For those in the field, it is not a secret that citizenship can be both inclusive and exclusive. By defining rules on who is a citizen — either at birth or by acquisition — states have always defined who belongs. They have also done that by excluding others, often using racial differences to do so. It is, therefore, nothing new to see states develop new rules for citizenship acquisition and racism finding its way in their application. What is new, however, is the intertwining of the market and the racial disparities. Populism and globalism — two sides of the same coin — are the driver for this new entanglement. That globalization is blamed for the decline of the economic opportunities and so has encouraged the rise of populism has been eloquently argued elsewhere. It therefore seems paradoxical that it is wealthy foreigners, often those that benefitted from globalization, which are welcomed, while those that have been exploited by globalization are not.

Which leaves us with a key question: Why is it permissible to let the market determine who belongs and who does not?

The notion underlying the meritocracy myth in conjunction with citizenship is that the wealthy deserve to be included because they are economic givers not economic takers. In meritocratic capitalist societies, wealth is a proxy for success – and success is evidence of ‘good moral character’, a traditional requirement of citizenship. In short, it is not just that the market is intruding into the citizenship sphere; it is also that inherent social constructs permit it to do so.
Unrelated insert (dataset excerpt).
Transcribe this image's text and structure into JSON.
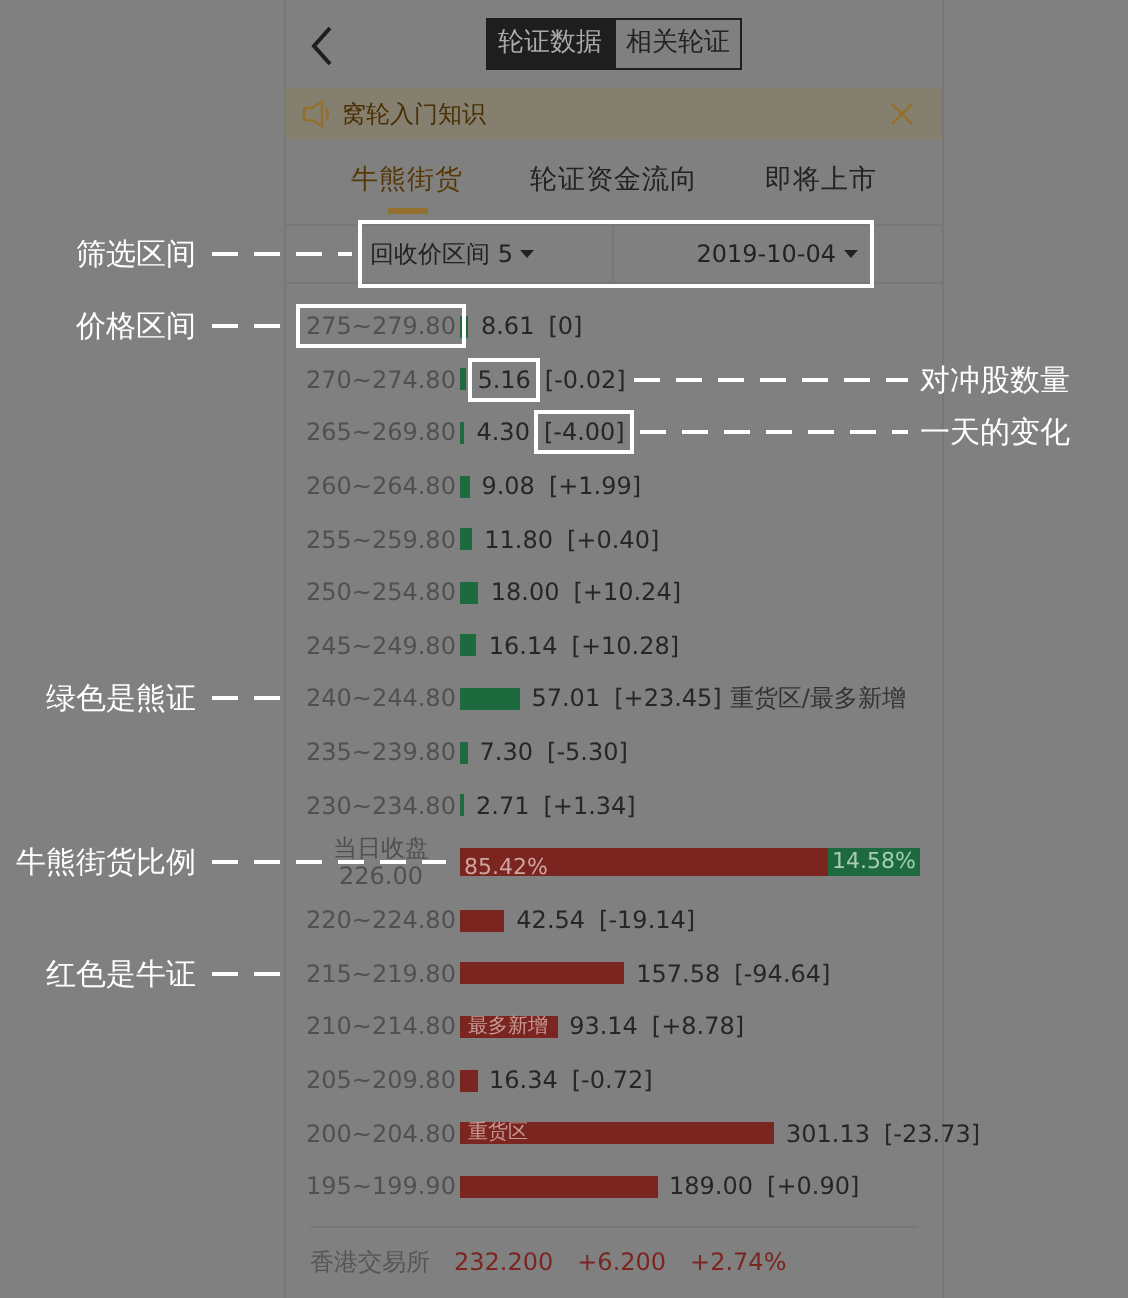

Another answer could be: Because it is not really the market that decides. It is still the people, whose fears have been exploited. The main thrust of the arguments why globalization drives the particularly xenophobic, nativist, and even racist brand of populism today is that globalization creates economic uncertainties among the once stable middle-class. The populists tap into this fear and feed it with the tribal fear of the ‘other’, the fear of the non-citizen out to steal ‘our jobs’ and live off ‘our social welfare’. That is why the same persons who decry the ‘lazy, rapist, drug-dealer’ immigrants can also push for more immigration by the wealthy. Since wealth tends not to be held by people of color from the Global South, this connection only entrenches the underlying problem of the intermingling racism and the marketization of citizenship: It is now not only the case that people of color struggle in asserting their rights as citizens; it is now also the rule that they are not given the right to be citizens. Wealth here is tied to race, and race has always been and unfortunately still remains a key excluding factor in terms of citizenship.

Where does that leave the Chinese investor wishing to be an Austrian and the Austrian citizens with Turkish roots being stripped of that title? On the latter, subsequent reports tell us that in at least one case a federal court confirmed the removal of citizenship. The court argued that the appearance of the man’s name on the list of persons who participated in the Turkish referendum showed he must have registered to vote, and that could have only have happened if he had availed himself of his old citizenship, which means he lost his Austrian citizenship. His appeal and other cases are still pending before the Federal Administration and Constitutional Courts. As for the first story, that remains untold in the media. According to original report, the university dean declined the request and has not heard again from the investor. The likelihood that the gentleman got someone to vouch for him is high, however. He is wealthy after all.

The author thanks Dr. Odile Amman, Dr. Heli Askola, and Dr. Lana Tatour, whose contributions at the Transformation of Citizenship Conference held on 20-21. November 2018 at the University of Graz spurned on this piece and her colleague Stefan Salomon who provided the impetus for writing it.